The Transfer of Undertaking (Protection of Employment) Regulations 2006 (TUPE) were introduced to protect the rights of employees on the transfer of the business in which they are employed. TUPE was originally enacted to comply with a European Directive known as the Acquired Rights Directive (Council Directive 2001/23/EC).
The current coalition government views TUPE, and in particular, the protection it gives to outsourced workers, as a burdensome barrier to its public sector outsourcing plans. Significant changes to TUPE became law on 31 January 2014, paving the way for yet more public sector outsourcing, signalled, for example, by the invitation in December 2013 for private sector bids on a further £177 billion of pipeline public sector contracts over 19 areas including financial services, fire services, ICT, police service, probation and offender management, construction and “welfare to work”.
These changes to TUPE are being made through new regulations, known as the Collective Redundancies and Transfer of Undertakings (Protection of Employment) (Amendment) Regulations 2014, which amend the existing law and affect all transfers taking place on or after 31 January 2014.
Although the changes are not as extensive as unions feared at the start of the government’s consultation in early 2013 (they do not, for example, remove the regulations governing service provision change) even so, they significantly dilute the protection provided by TUPE, making it easier and quicker for employers to cut pay and other terms and to dismiss workers. Several of the changes amount to a direct attack on collectively agreed terms and on the machinery of collective bargaining, prompting TUC general secretary Frances O’Grady to describe them as a “blatant attack on the ability of unions to represent working people.”
Against this background, union reps will continue to play a vital role in organising and protecting the interests of their members in the lead up to a transfer and in the new workplace. This clearly written LRD legal guide is a key resource detailing what reps need to know about the key features of the new TUPE regulations. The booklet covers:
• how TUPE applies to transfers before 31 January 2014;
• how TUPE applies to transfers on or after 31 January 2014;
• the latest TUPE key cases; and
• the key features of TUPE from the practical perspective of trade union reps and members.
Chapter 1 provides an overview of the TUPE regulations and a summary of the changes to TUPE. Subsequent chapters provide more detail about how each regulation is applied and the implications of any changes to the law.

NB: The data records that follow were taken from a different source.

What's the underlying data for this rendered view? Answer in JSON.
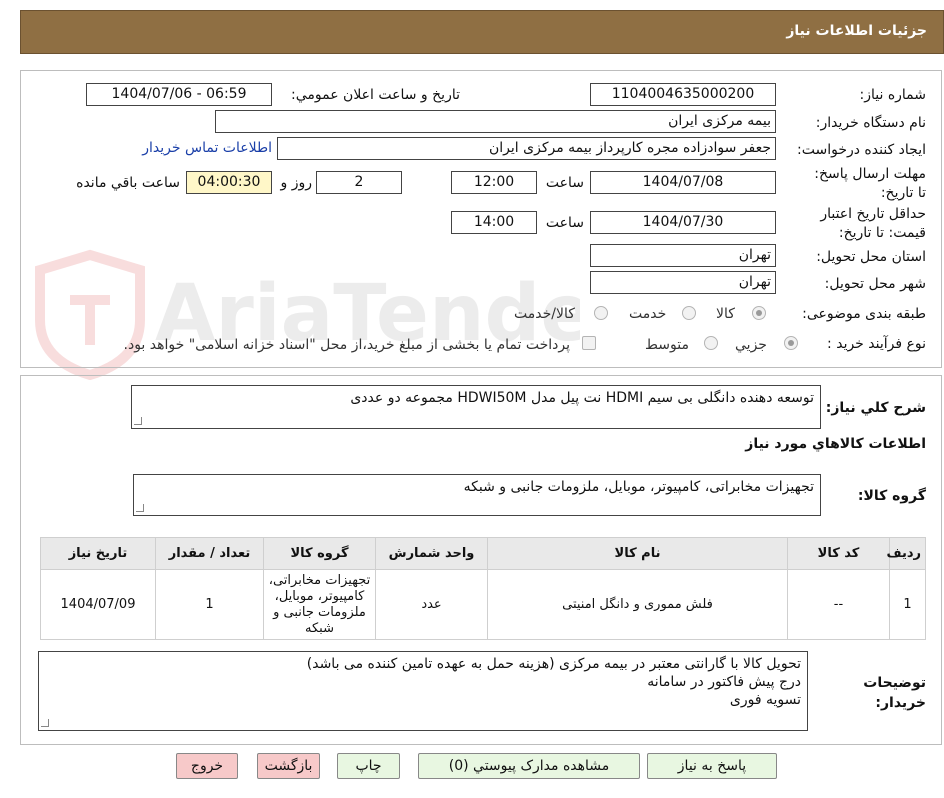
{
  "header": {
    "title": "جزئیات اطلاعات نیاز"
  },
  "watermark": {
    "text": "AriaTender.neT"
  },
  "form": {
    "need_number": {
      "label": "شماره نیاز:",
      "value": "1104004635000200"
    },
    "announce": {
      "label": "تاریخ و ساعت اعلان عمومي:",
      "value": "1404/07/06 - 06:59"
    },
    "buyer_org": {
      "label": "نام دستگاه خریدار:",
      "value": "بیمه مرکزی ایران"
    },
    "requester": {
      "label": "ایجاد کننده درخواست:",
      "value": "جعفر سوادزاده مجره کارپرداز بیمه مرکزی ایران",
      "contact_link": "اطلاعات تماس خریدار"
    },
    "deadline": {
      "label": "مهلت ارسال پاسخ: تا تاریخ:",
      "date": "1404/07/08",
      "time_label": "ساعت",
      "time": "12:00",
      "days": "2",
      "days_label": "روز و",
      "remaining": "04:00:30",
      "remaining_label": "ساعت باقي مانده"
    },
    "validity": {
      "label": "حداقل تاریخ اعتبار قیمت: تا تاریخ:",
      "date": "1404/07/30",
      "time_label": "ساعت",
      "time": "14:00"
    },
    "province": {
      "label": "استان محل تحویل:",
      "value": "تهران"
    },
    "city": {
      "label": "شهر محل تحویل:",
      "value": "تهران"
    },
    "category": {
      "label": "طبقه بندی موضوعی:",
      "options": [
        "کالا",
        "خدمت",
        "کالا/خدمت"
      ],
      "selected": "کالا"
    },
    "process": {
      "label": "نوع فرآیند خرید :",
      "options": [
        "جزیي",
        "متوسط"
      ],
      "selected": "جزیي",
      "payment_note": "پرداخت تمام یا بخشی از مبلغ خرید،از محل \"اسناد خزانه اسلامی\" خواهد بود."
    }
  },
  "summary": {
    "label": "شرح کلي نیاز:",
    "value": "توسعه دهنده دانگلی بی سیم HDMI نت پیل مدل HDWI50M مجموعه دو عددی"
  },
  "goods": {
    "title": "اطلاعات کالاهاي مورد نیاز",
    "group_label": "گروه کالا:",
    "group_value": "تجهیزات مخابراتی، کامپیوتر، موبایل، ملزومات جانبی و شبکه"
  },
  "table": {
    "headers": [
      "ردیف",
      "کد کالا",
      "نام کالا",
      "واحد شمارش",
      "گروه کالا",
      "تعداد / مقدار",
      "تاریخ نیاز"
    ],
    "rows": [
      [
        "1",
        "--",
        "فلش مموری و دانگل امنیتی",
        "عدد",
        "تجهیزات مخابراتی، کامپیوتر، موبایل، ملزومات جانبی و شبکه",
        "1",
        "1404/07/09"
      ]
    ]
  },
  "notes": {
    "label": "توضیحات خریدار:",
    "lines": [
      "تحویل کالا با گارانتی معتبر در بیمه مرکزی (هزینه حمل به عهده تامین کننده می باشد)",
      "درج پیش فاکتور در سامانه",
      "تسویه فوری"
    ]
  },
  "buttons": {
    "reply": "پاسخ به نیاز",
    "attachments": "مشاهده مدارک پیوستي (0)",
    "print": "چاپ",
    "back": "بازگشت",
    "exit": "خروج"
  }
}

This latest booklet is one of a series of essential LRD guides to using the law for union reps. Contracts of employment and Redundancy law were both published in 2013. The guides are not intended to be comprehensive, but set out to give reps and individuals a broad overview of their legal rights, so that they know what questions to ask and to help them navigate their way around a very complex area of law, of critical importance to trade unions and their members.
Case references are provided throughout this booklet. Most judgments of the Employment Appeal Tribunal (EAT), the Court of Appeal, the Supreme Court, the European Court of Justice (ECJ) and the European Court of Human Rights are free to download from the website of the British and Irish Legal Information Institute: www.bailii.org
EAT judgments are legally binding on tribunals. The EAT can be overruled by the Court of Appeal, who in turn can be overruled by the Supreme Court. Judgments of the ECJ interpreting the Acquired Rights Directive are binding on all UK Courts.
All statutory regulations can be downloaded from the government website: www.legislation.gov.uk
Government guidance on TUPE is free to download from the website of the Department for Business, Information and Skills (BIS). The guidance: A guide to the 2006 TUPE Regulations (as amended by the Collective Redundancies and Transfer of Undertaking Protection of Employment) (Amendment) Regulations 2014) for employees, employers and representatives, was issued in January 2014. The previous guidance, from 2009, may still be relevant for transfers that took place before 31 January 2014, although it has not been updated to take account of changes through case law explained in this LRD guide. Employment tribunals do not have to follow the BIS guidance.
LRD essential guides
Contracts of employment - a guide to using the law for union reps
Redundancy law - a guide to using the law for union reps